Amelia Holliday — Staff Reporter
September 18, 2013
HAZARD—Eighth graders and high school students in the Perry County School District are preparing to take the next step in what some are calling the future of education.
“We’re excited, we’re really excited,” said Mike Smith, district technology coordinator for the district.
As part of the district’s new “Bring Your Own Device” program, 1,350 digital tablets have been purchased for every student in grades 8-12 this year. Smith said he has been working with staff at all the schools to get ready for the implementation of these devices, which begins early next month.
“This is more of an instructional initiative than a digital initiative,” he said.
The first school to receive the tablets, Smith said, will be Robinson Elementary at its open house on Oct. 2.
“I’m going to be there at their open house and parents will come in. We’ll go over how to care for the device, and they’re going to take them home,” Smith said. “There’s a lot that they have to know before we can just go out and start handing them to them.”
Concerns for students’ safety online have led the district to require an Internet safety course be taken by each student receiving a tablet before they can actually be given one.
“The students must have completed DDL,” Smith explained. “DDL is the digital driver’s license … that’s through UK and the department of education and it teaches them how to be safe online, how to deal with cyber bullying.”
Smith said each student will be required to take two courses for the DDL, adding that making this mandatory is ideal for the district since it has had a difficult time in the past getting students to take the course on their own.
“We’ve just got to make sure the kids are safe,” he said.
Smith said he has been showcasing the tablets at open houses across the district since the school year began, explaining to parents and students alike what the tablets will be able to do as well as what exactly will be expected of the students when they are given these tablets.
“A lot of the textbook companies give schools an option to purchase that digital version, so they (students) can just go to the website and type in the school code and the class code and get that book,” he said. “If they bring that device to school and it’s not charged, that’s going to be like a disciplinary action like if they didn’t show up with paper and pencil or textbooks or other instructional materials.”

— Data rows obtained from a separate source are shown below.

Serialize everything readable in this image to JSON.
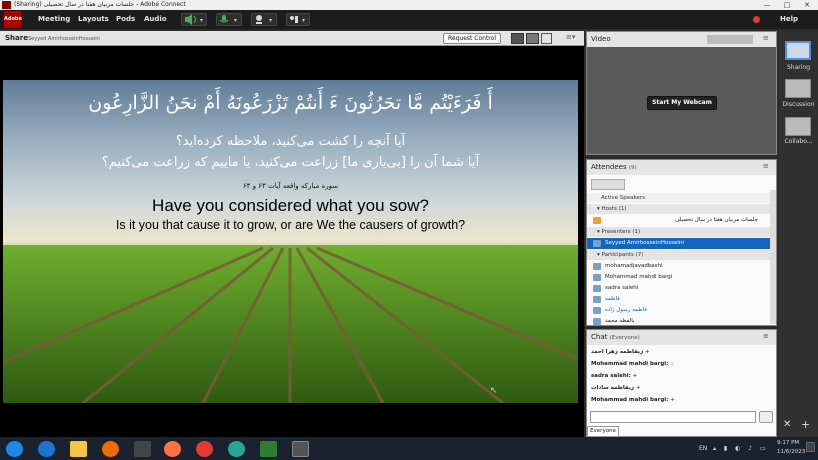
{
  "window": {
    "title": "(Sharing) جلسات مربیان هفتا در سال تحصیلی - Adobe Connect",
    "minimize": "—",
    "maximize": "□",
    "close": "✕"
  },
  "menubar": {
    "items": [
      "Meeting",
      "Layouts",
      "Pods",
      "Audio"
    ],
    "help": "Help"
  },
  "share": {
    "title": "Share",
    "presenter": "Seyyed AmirhosseinHosseini",
    "request_control": "Request Control"
  },
  "slide": {
    "arabic_verse": "أَ فَرَءَيْتُم مَّا تحَرُثُونَ ءَ أَنتُمْ تَزْرَعُونَهُ أَمْ نحَنُ الزَّارِعُون",
    "persian_line1": "آیا آنچه را کشت می‌کنید، ملاحظه کرده‌اید؟",
    "persian_line2": "آیا شما آن را [بی‌یاری ما] زراعت می‌کنید، یا ماییم که زراعت می‌کنیم؟",
    "reference": "سوره مبارکه واقعه آیات ۶۳ و ۶۴",
    "english_line1": "Have you considered what you sow?",
    "english_line2": "Is it you that cause it to grow, or are We the causers of growth?"
  },
  "video": {
    "title": "Video",
    "start_webcam": "Start My Webcam"
  },
  "attendees": {
    "title": "Attendees",
    "count": "(9)",
    "active_speakers": "Active Speakers",
    "hosts_label": "Hosts (1)",
    "host_name": "جلسات مربیان هفتا در سال تحصیلی",
    "presenters_label": "Presenters (1)",
    "presenter_name": "Seyyed AmirhosseinHosseini",
    "participants_label": "Participants (7)",
    "participants": [
      "mohamadjavadbashi",
      "Mohammad mahdi bargi",
      "sadra salehi",
      "فاطمه",
      "فاطمه رسول زاده",
      "یالفظه محمد"
    ]
  },
  "chat": {
    "title": "Chat",
    "scope": "(Everyone)",
    "messages": [
      {
        "sender": "زیفاطمه زهرا احمد",
        "text": "+"
      },
      {
        "sender": "Mohammad mahdi bargi:",
        "text": "::"
      },
      {
        "sender": "sadra salehi:",
        "text": "+"
      },
      {
        "sender": "زیفاطمه سادات",
        "text": "+"
      },
      {
        "sender": "Mohammad mahdi bargi:",
        "text": "+"
      }
    ],
    "tab": "Everyone",
    "input_placeholder": ""
  },
  "layouts": {
    "items": [
      "Sharing",
      "Discussion",
      "Collabo..."
    ]
  },
  "taskbar": {
    "lang": "EN",
    "time": "9:17 PM",
    "date": "11/6/2023"
  },
  "colors": {
    "accent_selected": "#1565c0",
    "dark_bg": "#1c1c1c",
    "record_red": "#e53935"
  }
}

Smith said he’s beginning training for teachers at Perry County Central next week for the devices. He said the high school may have the added benefit of getting free technical services from students at the community college.
“I just got off the phone with a gentleman from, he’s actually a laid off miner and he’s at HCTC, and we’re going to do some cooperating with them and set up a help desk,” Smith said. “It’s basically free labor. They’ll come in the high school a couple of hours a day and help us maintain them because they need the experience and it helps us.”